Various - King James Bible: Authorised Version (1611)
- 1 January 2005
100 Best Scottish Books of all Time
It was the only memorable and enduring thing that came out of the Hampton Court Conference of 1604, which was called to consider the demands of the Puritans for the reform of the Church of England. King James I or VI, depending on which side of the Border you’re on, presided. The Puritans wanted the English bishops brought to heel: James was having none of it. Having gratefully escaped from the religious strife of Scotland, he didn’t want a re-run in England: ‘Nae bishop, nae king’ was his curt dismissal of that move. It was different when one of the Puritans present at the conference, John Rainolds, president of Corpus Christi College Cambridge, suggested that there should be a new translation of the Bible. James ordered that the work should start immediately. He established a group of 50 translators who sat in six groups, two at Oxford, two at Cambridge, and two at Westminster. The work started in 1607 and took two years and nine months to complete. Each man got 30 shillings a week for undertaking the noble work.

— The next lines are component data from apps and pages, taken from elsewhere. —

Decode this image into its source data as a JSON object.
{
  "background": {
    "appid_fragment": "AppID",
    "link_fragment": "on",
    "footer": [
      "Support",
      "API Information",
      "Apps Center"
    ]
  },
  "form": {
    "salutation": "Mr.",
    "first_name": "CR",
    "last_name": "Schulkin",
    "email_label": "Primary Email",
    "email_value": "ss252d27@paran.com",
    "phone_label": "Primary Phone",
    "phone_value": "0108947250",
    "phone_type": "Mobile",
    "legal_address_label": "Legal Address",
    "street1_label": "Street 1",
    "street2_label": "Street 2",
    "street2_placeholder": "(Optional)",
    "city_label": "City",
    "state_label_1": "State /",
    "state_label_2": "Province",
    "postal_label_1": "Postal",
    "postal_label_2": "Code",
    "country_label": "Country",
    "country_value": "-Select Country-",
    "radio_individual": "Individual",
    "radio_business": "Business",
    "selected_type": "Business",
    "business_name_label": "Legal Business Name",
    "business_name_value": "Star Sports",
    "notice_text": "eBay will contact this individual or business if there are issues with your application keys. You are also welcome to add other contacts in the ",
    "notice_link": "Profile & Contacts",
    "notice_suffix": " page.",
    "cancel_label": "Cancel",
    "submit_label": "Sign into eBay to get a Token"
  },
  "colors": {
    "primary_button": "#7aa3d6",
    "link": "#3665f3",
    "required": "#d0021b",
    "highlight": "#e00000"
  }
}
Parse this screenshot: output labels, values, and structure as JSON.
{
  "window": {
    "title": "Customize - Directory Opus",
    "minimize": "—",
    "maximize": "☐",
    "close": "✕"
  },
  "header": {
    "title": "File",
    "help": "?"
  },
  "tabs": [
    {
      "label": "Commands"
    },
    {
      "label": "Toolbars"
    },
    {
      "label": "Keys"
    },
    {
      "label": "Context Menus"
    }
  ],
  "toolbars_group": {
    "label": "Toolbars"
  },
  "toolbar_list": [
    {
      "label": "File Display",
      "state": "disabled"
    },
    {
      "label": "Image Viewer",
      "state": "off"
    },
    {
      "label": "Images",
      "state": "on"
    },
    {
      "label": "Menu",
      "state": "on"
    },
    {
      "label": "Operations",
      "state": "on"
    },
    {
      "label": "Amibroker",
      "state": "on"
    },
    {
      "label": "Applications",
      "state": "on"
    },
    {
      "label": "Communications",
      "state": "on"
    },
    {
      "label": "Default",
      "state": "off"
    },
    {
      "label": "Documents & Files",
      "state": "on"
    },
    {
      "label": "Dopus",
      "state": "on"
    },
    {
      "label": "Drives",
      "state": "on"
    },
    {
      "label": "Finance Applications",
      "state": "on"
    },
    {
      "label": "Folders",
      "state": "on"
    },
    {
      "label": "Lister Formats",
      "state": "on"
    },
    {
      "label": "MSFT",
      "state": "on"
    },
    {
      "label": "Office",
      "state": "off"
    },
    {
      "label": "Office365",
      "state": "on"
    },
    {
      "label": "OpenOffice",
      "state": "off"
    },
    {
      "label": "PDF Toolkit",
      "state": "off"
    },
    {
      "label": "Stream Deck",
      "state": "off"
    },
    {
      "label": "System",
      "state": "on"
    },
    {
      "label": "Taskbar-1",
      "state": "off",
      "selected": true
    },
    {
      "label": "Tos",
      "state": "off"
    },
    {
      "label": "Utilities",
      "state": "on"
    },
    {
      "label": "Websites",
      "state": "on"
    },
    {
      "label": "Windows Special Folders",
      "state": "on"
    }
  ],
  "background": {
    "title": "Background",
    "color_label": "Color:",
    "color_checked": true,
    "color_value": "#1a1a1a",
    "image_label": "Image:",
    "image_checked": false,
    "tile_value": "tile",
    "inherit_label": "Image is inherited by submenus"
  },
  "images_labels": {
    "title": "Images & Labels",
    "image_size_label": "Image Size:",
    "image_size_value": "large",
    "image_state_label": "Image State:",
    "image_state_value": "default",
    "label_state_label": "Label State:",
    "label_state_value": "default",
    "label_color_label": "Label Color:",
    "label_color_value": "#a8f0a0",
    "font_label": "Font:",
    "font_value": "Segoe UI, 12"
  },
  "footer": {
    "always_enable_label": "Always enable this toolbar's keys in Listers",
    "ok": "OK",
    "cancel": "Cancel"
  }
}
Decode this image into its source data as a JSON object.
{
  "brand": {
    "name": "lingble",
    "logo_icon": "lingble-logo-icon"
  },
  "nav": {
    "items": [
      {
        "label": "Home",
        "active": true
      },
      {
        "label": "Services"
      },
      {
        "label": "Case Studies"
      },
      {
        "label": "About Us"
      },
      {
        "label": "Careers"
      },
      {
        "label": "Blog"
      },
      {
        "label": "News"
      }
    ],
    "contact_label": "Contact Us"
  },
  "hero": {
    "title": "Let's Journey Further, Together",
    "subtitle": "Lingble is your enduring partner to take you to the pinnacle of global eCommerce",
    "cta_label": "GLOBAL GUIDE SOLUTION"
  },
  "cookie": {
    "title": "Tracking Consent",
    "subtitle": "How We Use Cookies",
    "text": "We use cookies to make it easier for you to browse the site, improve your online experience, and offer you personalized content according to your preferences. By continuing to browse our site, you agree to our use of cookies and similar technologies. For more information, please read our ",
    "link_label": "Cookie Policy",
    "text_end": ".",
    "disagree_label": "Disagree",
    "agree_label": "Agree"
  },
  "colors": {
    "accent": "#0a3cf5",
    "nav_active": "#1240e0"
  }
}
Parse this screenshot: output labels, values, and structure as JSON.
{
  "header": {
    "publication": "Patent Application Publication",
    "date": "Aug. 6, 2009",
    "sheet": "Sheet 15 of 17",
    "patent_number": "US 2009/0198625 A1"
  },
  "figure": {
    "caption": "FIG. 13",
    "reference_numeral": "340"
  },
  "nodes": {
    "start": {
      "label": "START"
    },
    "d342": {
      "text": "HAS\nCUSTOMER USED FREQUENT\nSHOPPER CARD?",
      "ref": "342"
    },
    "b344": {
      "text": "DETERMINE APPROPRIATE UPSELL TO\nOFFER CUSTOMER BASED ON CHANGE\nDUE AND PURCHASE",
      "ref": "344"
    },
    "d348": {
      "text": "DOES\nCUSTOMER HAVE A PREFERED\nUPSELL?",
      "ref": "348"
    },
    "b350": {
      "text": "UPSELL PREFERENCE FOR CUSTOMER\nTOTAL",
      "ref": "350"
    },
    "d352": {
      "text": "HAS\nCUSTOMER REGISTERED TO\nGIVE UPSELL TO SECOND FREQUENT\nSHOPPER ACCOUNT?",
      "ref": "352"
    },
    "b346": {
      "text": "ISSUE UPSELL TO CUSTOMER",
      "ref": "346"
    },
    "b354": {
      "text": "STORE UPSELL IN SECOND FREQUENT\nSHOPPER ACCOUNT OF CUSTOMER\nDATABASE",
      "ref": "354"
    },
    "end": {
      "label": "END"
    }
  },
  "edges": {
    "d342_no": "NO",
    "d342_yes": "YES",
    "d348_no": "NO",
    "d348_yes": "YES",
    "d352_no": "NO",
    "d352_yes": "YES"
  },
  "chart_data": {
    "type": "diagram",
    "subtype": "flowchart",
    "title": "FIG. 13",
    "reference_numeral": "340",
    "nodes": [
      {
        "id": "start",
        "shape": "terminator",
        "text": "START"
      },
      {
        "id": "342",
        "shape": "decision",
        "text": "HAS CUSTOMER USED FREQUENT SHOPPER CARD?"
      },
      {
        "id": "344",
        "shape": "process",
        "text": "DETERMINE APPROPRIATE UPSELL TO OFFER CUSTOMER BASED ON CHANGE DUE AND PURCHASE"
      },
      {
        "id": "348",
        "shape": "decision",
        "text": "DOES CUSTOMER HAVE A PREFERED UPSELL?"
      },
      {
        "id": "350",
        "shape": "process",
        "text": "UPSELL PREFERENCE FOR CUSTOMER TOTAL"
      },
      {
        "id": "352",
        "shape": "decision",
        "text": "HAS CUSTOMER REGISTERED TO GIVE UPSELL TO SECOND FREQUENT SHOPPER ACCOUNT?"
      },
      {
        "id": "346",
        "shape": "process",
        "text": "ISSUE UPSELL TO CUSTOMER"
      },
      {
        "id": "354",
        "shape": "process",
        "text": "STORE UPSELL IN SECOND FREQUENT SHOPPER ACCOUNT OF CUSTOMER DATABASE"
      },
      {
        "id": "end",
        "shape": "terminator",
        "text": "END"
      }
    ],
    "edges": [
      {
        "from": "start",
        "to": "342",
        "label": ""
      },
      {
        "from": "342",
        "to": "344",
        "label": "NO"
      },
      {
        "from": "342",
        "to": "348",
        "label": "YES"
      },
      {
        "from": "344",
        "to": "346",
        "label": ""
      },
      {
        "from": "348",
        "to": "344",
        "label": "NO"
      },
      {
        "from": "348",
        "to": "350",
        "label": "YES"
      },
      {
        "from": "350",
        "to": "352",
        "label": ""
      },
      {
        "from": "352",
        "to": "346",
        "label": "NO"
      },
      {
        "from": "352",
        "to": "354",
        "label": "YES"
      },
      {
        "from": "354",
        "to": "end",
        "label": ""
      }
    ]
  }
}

Strictly speaking it is not a new translation. The preface of the translators states that it’s a revision that tries to steer a course between earlier Puritan and Roman Catholic versions. It is also incorrect to call it the ‘Authorised Version’, for authorised it never was. Rather it was ‘appointed to be read in churches’, as the title page still states. All that aside, it remains one of the enduring triumphs of the English language, up there with the great tragedies of Shakespeare, which were written at exactly the same time. We are used to identifying and celebrating the genius of an individual like Shakespeare: how can we account for the genius of a committee of 50, albeit one that contained a number of supremely gifted men?
Adam Nicolson, in his book on the subject, claims that Shakespeare’s great tragedies and the King James Bible are each other’s mirror-twin, with both emerging from the ambitions and terrors of the Jacobean world. However we explain the achievement, The King James Bible is one of the glories of the world, unique because its beauty and power appeal to believer and unbeliever alike. In the words of the Epistle to the Hebrews: ‘It is quick and powerful and sharper than any two-edged sword, piercing even to the dividing asunder of soul and spirit, and of the joints and marrow, and is a discerner of the thoughts and intents of the heart.’
Further reading: James VI & I is also the author of Daemonologie (1597); The True Lawe of Free Monarchies (1598); and Basilikon Doron (1599).
View the complete list of the 100 Best Scottish Books.